Anxiety is a normal human emotion, occurring in response to a stressful or threatening situation.  However, anxiety disorders involve more than temporary worry or fear. For a person with an anxiety disorder, the anxiety does not go away and can get worse over time. The symptoms can interfere with daily activities such as job performance, school work, and relationships.While there are several types of anxiety disorders, they all include excessive worrying, especially in situations that are not threatening. Some anxiety conditions include:

  • General Anxiety Disorder (GAD) 

  • Panic Attack 

  • Panic Disorder

  • Social Anxiety Disorder

  • Phobia- Related Disorders 

To learn more about anxiety disorders, please visit:

https://www.nimh.nih.gov/health/topics/bipolar-disorder/index.shtml

Bipolar disorder (formerly called manic-depressive illness or manic depression) is a mental disorder that causes unusual shifts in mood, energy, activity levels, concentration, and the ability to carry out day-to-day tasks.

There are three types of bipolar disorder. All three types involve clear changes in mood, energy, and activity levels. These moods range from periods of extremely “up,” elated, irritable, or energized behavior (known as manic episodes) to very “down,” sad, indifferent, or hopeless periods (known as depressive episodes). Less severe manic periods are known as hypomanic episodes.

To learn more about Bi-Polar Disorder, please visit:

https://www.nimh.nih.gov/health/topics/bipolar-disorder/index.shtml

Obsessive-Compulsive Disorder (OCD) is a common, chronic, and long-lasting disorder in which a person has uncontrollable, reoccurring thoughts (obsessions) and/or behaviors (compulsions) that he or she feels the urge to repeat over and over.

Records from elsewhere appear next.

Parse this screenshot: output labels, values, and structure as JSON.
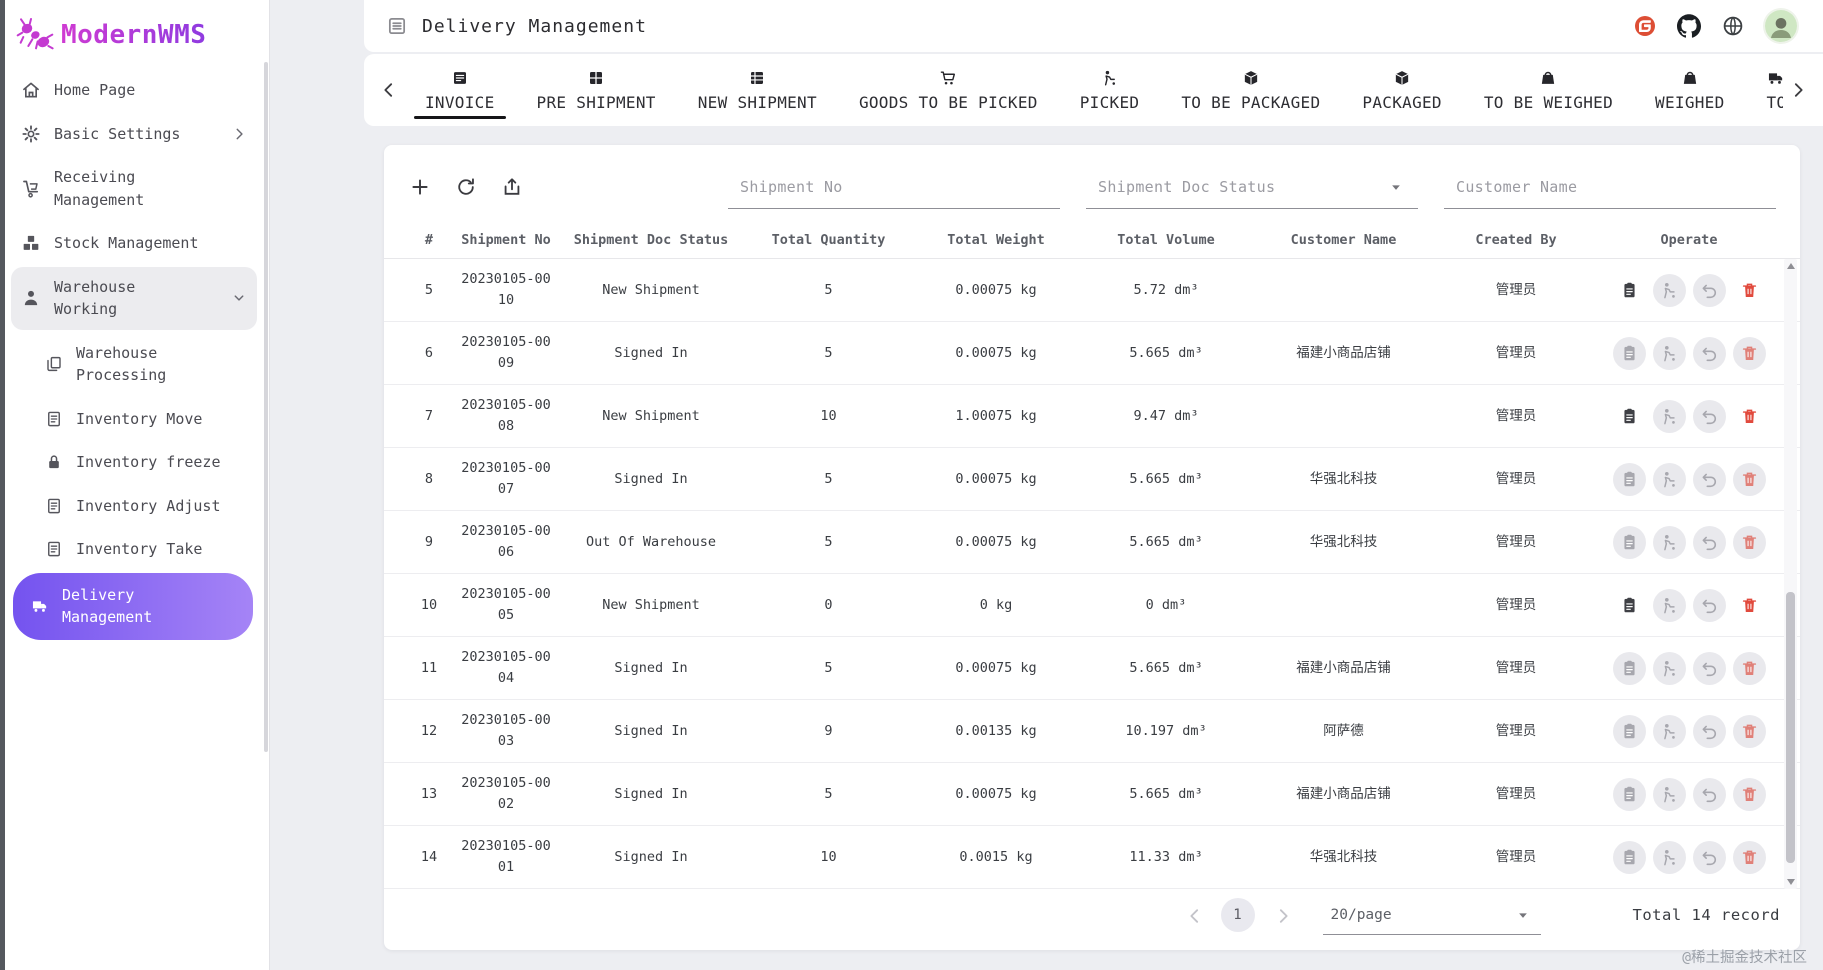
{
  "app": {
    "name": "ModernWMS",
    "logo_icon": "ant"
  },
  "colors": {
    "accent_start": "#7453ef",
    "accent_end": "#a584f6",
    "logo_start": "#cf3bd2",
    "logo_end": "#8f3be0",
    "danger": "#e14a3d"
  },
  "header": {
    "title": "Delivery Management",
    "icon": "list",
    "actions": [
      {
        "name": "gitee",
        "icon": "gitee"
      },
      {
        "name": "github",
        "icon": "github"
      },
      {
        "name": "globe",
        "icon": "globe"
      },
      {
        "name": "avatar",
        "icon": "avatar"
      }
    ]
  },
  "sidebar": {
    "items": [
      {
        "label": "Home Page",
        "icon": "home"
      },
      {
        "label": "Basic Settings",
        "icon": "gear",
        "chevron": "right"
      },
      {
        "label": "Receiving Management",
        "icon": "dolly"
      },
      {
        "label": "Stock Management",
        "icon": "boxes"
      },
      {
        "label": "Warehouse Working",
        "icon": "person",
        "chevron": "down",
        "expanded": true
      },
      {
        "label": "Warehouse Processing",
        "icon": "copy",
        "child": true
      },
      {
        "label": "Inventory Move",
        "icon": "doc",
        "child": true
      },
      {
        "label": "Inventory freeze",
        "icon": "lock",
        "child": true
      },
      {
        "label": "Inventory Adjust",
        "icon": "doc",
        "child": true
      },
      {
        "label": "Inventory Take",
        "icon": "doc",
        "child": true
      },
      {
        "label": "Delivery Management",
        "icon": "truck",
        "child": true,
        "active": true
      }
    ]
  },
  "tabs": [
    {
      "label": "INVOICE",
      "icon": "invoice",
      "active": true
    },
    {
      "label": "PRE SHIPMENT",
      "icon": "grid"
    },
    {
      "label": "NEW SHIPMENT",
      "icon": "grid2"
    },
    {
      "label": "GOODS TO BE PICKED",
      "icon": "cart"
    },
    {
      "label": "PICKED",
      "icon": "picker"
    },
    {
      "label": "TO BE PACKAGED",
      "icon": "package"
    },
    {
      "label": "PACKAGED",
      "icon": "package"
    },
    {
      "label": "TO BE WEIGHED",
      "icon": "weight"
    },
    {
      "label": "WEIGHED",
      "icon": "weight"
    },
    {
      "label": "TO",
      "icon": "truck",
      "truncated": true
    }
  ],
  "toolbar": {
    "buttons": [
      {
        "name": "add",
        "icon": "plus"
      },
      {
        "name": "refresh",
        "icon": "refresh"
      },
      {
        "name": "export",
        "icon": "export"
      }
    ]
  },
  "filters": [
    {
      "type": "text",
      "placeholder": "Shipment No",
      "value": ""
    },
    {
      "type": "select",
      "placeholder": "Shipment Doc Status",
      "value": ""
    },
    {
      "type": "text",
      "placeholder": "Customer Name",
      "value": ""
    }
  ],
  "table": {
    "columns": [
      "#",
      "Shipment No",
      "Shipment Doc Status",
      "Total Quantity",
      "Total Weight",
      "Total Volume",
      "Customer Name",
      "Created By",
      "Operate"
    ],
    "row_actions": [
      {
        "name": "task-assign",
        "icon": "clipboard"
      },
      {
        "name": "picking",
        "icon": "picker"
      },
      {
        "name": "undo",
        "icon": "undo"
      },
      {
        "name": "delete",
        "icon": "trash"
      }
    ],
    "rows": [
      {
        "index": 5,
        "shipment_no": "20230105-0010",
        "status": "New Shipment",
        "total_quantity": "5",
        "total_weight": "0.00075 kg",
        "total_volume": "5.72 dm³",
        "customer_name": "",
        "created_by": "管理员",
        "assign_enabled": true
      },
      {
        "index": 6,
        "shipment_no": "20230105-0009",
        "status": "Signed In",
        "total_quantity": "5",
        "total_weight": "0.00075 kg",
        "total_volume": "5.665 dm³",
        "customer_name": "福建小商品店铺",
        "created_by": "管理员",
        "assign_enabled": false
      },
      {
        "index": 7,
        "shipment_no": "20230105-0008",
        "status": "New Shipment",
        "total_quantity": "10",
        "total_weight": "1.00075 kg",
        "total_volume": "9.47 dm³",
        "customer_name": "",
        "created_by": "管理员",
        "assign_enabled": true
      },
      {
        "index": 8,
        "shipment_no": "20230105-0007",
        "status": "Signed In",
        "total_quantity": "5",
        "total_weight": "0.00075 kg",
        "total_volume": "5.665 dm³",
        "customer_name": "华强北科技",
        "created_by": "管理员",
        "assign_enabled": false
      },
      {
        "index": 9,
        "shipment_no": "20230105-0006",
        "status": "Out Of Warehouse",
        "total_quantity": "5",
        "total_weight": "0.00075 kg",
        "total_volume": "5.665 dm³",
        "customer_name": "华强北科技",
        "created_by": "管理员",
        "assign_enabled": false
      },
      {
        "index": 10,
        "shipment_no": "20230105-0005",
        "status": "New Shipment",
        "total_quantity": "0",
        "total_weight": "0 kg",
        "total_volume": "0 dm³",
        "customer_name": "",
        "created_by": "管理员",
        "assign_enabled": true
      },
      {
        "index": 11,
        "shipment_no": "20230105-0004",
        "status": "Signed In",
        "total_quantity": "5",
        "total_weight": "0.00075 kg",
        "total_volume": "5.665 dm³",
        "customer_name": "福建小商品店铺",
        "created_by": "管理员",
        "assign_enabled": false
      },
      {
        "index": 12,
        "shipment_no": "20230105-0003",
        "status": "Signed In",
        "total_quantity": "9",
        "total_weight": "0.00135 kg",
        "total_volume": "10.197 dm³",
        "customer_name": "阿萨德",
        "created_by": "管理员",
        "assign_enabled": false
      },
      {
        "index": 13,
        "shipment_no": "20230105-0002",
        "status": "Signed In",
        "total_quantity": "5",
        "total_weight": "0.00075 kg",
        "total_volume": "5.665 dm³",
        "customer_name": "福建小商品店铺",
        "created_by": "管理员",
        "assign_enabled": false
      },
      {
        "index": 14,
        "shipment_no": "20230105-0001",
        "status": "Signed In",
        "total_quantity": "10",
        "total_weight": "0.0015 kg",
        "total_volume": "11.33 dm³",
        "customer_name": "华强北科技",
        "created_by": "管理员",
        "assign_enabled": false
      }
    ]
  },
  "pagination": {
    "page": "1",
    "page_size": "20/page"
  },
  "summary": {
    "total_text": "Total 14 record",
    "watermark": "@稀土掘金技术社区"
  }
}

For more information about OCD, please visit:  

https://www.nimh.nih.gov/health/topics/obsessive-compulsive-disorder-ocd/index.shtml